The origin of Advocaat
The origins of the “advocaat” are unclear. But, some say it’s derived from an alcoholic drink that Dutch colonists made from avocado. However, others, place advocaat origins more recent with the name coming from the Dutch for “advocate”, being originally considered a lawyers drink.
The Oxford Companion to Sugar and Sweets said the origin of “advocaat” lie with Dutch colonialists trying to imitate the creamy mixture of avocado (“advocaat”) pulp, cane sugar, and rum they had been offered in Brazil, substituting egg yolk for the exotic fruit.
Even though we haven’t seen a credible citation or source of any old avocado-based beverage from Brazil, avocados made the trip from Central America (and Mexico) to the Caribbean right around the same time as the Dutch were colonizing there (and in Suriname and Brazil) in the early 17th century. They most definitely would have come in contact with the avocados by 1654. Also, in the decade of the 1620s, rum production was recorded in Brazil.
Dutch texts from the 17th century describe a yellow- coloured drink popular with sailors of the period and made in the Dutch Antilles (Dutch Caribbean Islands) from an avocado flesh mixed with alcohol. Indeed, Sir Hans Sloane, an Irish naturalist is believed to have coined the word “avocado” in 1696, when he mentioned the plant in a catalogue of Jamaican plants. He also called it the “alligator pear-tree”. The name of the fruit ‘abacate’ in Portugese had already evolved to advocate by Portugese colonist in Brazil, then became advocaat in Dutch (source: Simon Difford).
The long way by sea made import of the avocado fruit impossible, and the small trees just wouldn’t flourish in European climates. But by what could the creamy yellow, butter smooth avocado flesh be substituted? People therefore started looking for a substitute for the creamy yellow flesh of the fruit. A liqueur-fond Dutchman named as Johannes Cooymans was the first experimenting with eggs and brandewijn (brandy) and is considered as the inventor of “Advocaat” liqueur (around 1825).

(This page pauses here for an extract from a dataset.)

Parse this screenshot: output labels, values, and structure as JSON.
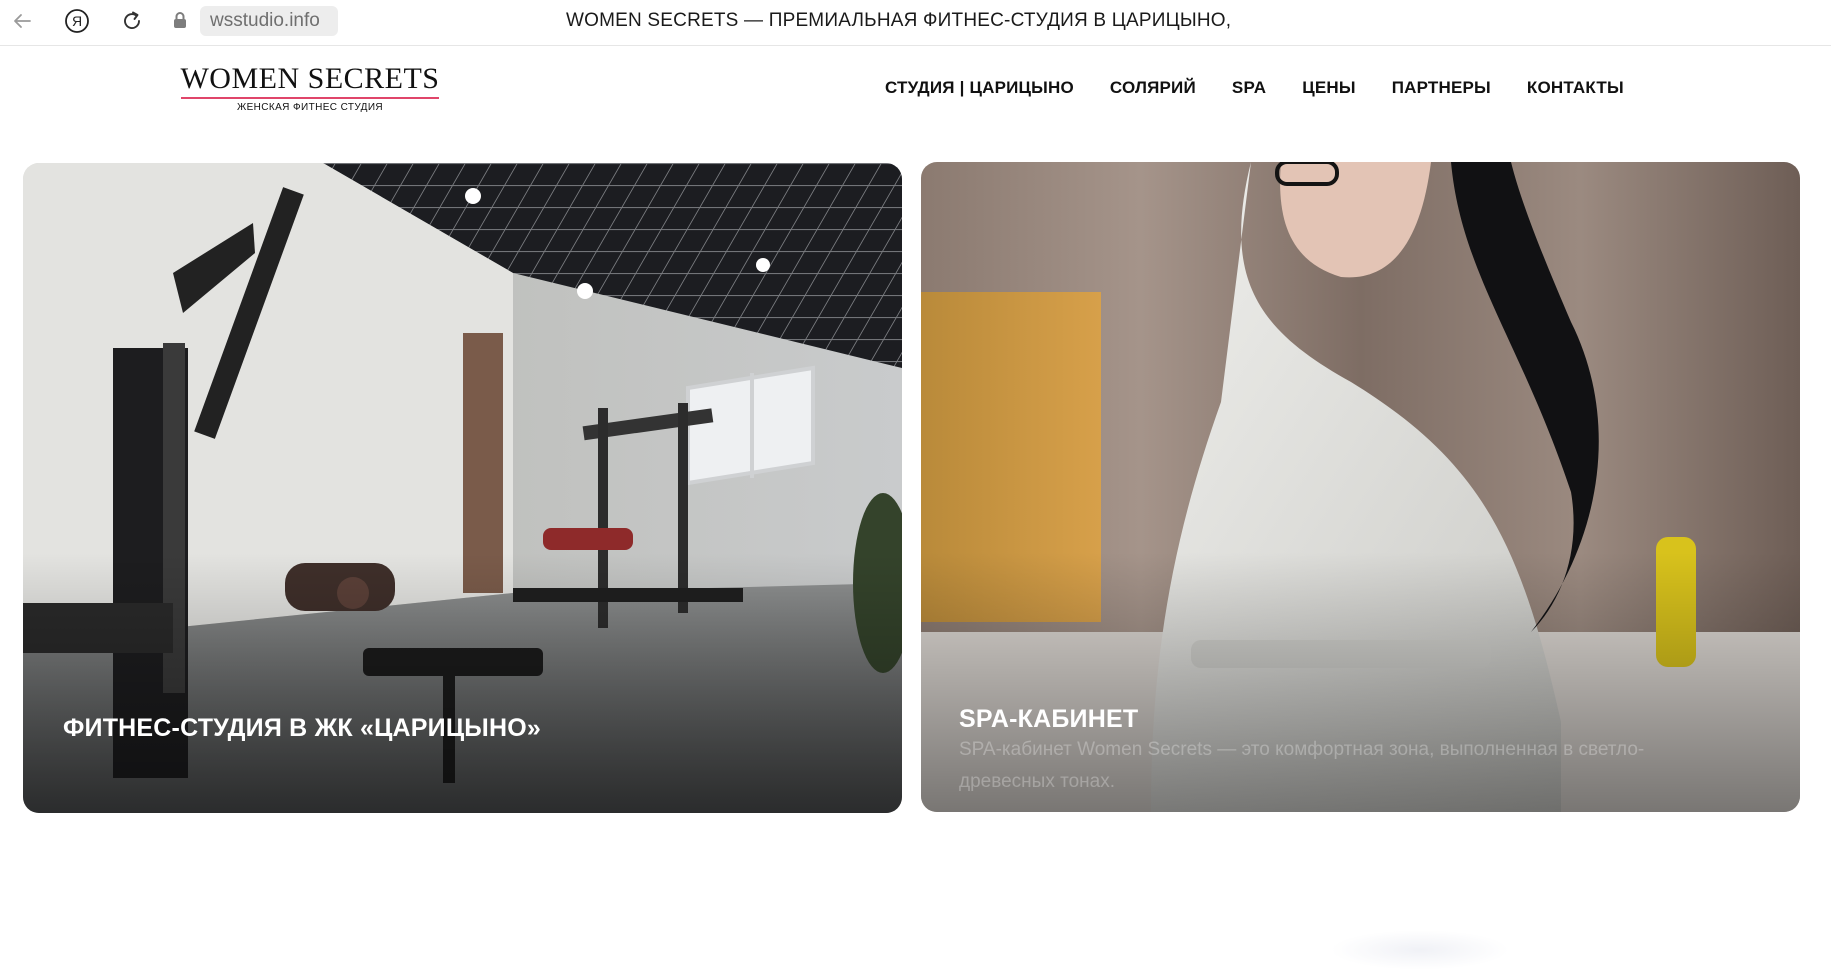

Advocaat is the Dutch word for “lawyer”. As the name of the drink, it is short for advocatenborrel, or “lawyer’s drink”, where “borrel” is Dutch for a small alcoholic beverage consumed slowly during a social gathering. According to the 1882 edition of the Woordenboek der Nederlandsche taal (Dictionary of the Dutch Language), it is “zoo genoemd als een goed smeersel voor de keel, en dus bijzonder dienstig geacht voor een advocaat, die in ‘t openbaar het woord moet voeren” (“so named as a good lubricant for the throat, and thus considered especially useful for a lawyer, who must speak in public.”
Go to our “By the Dutch” Advocaat by clicking HERE.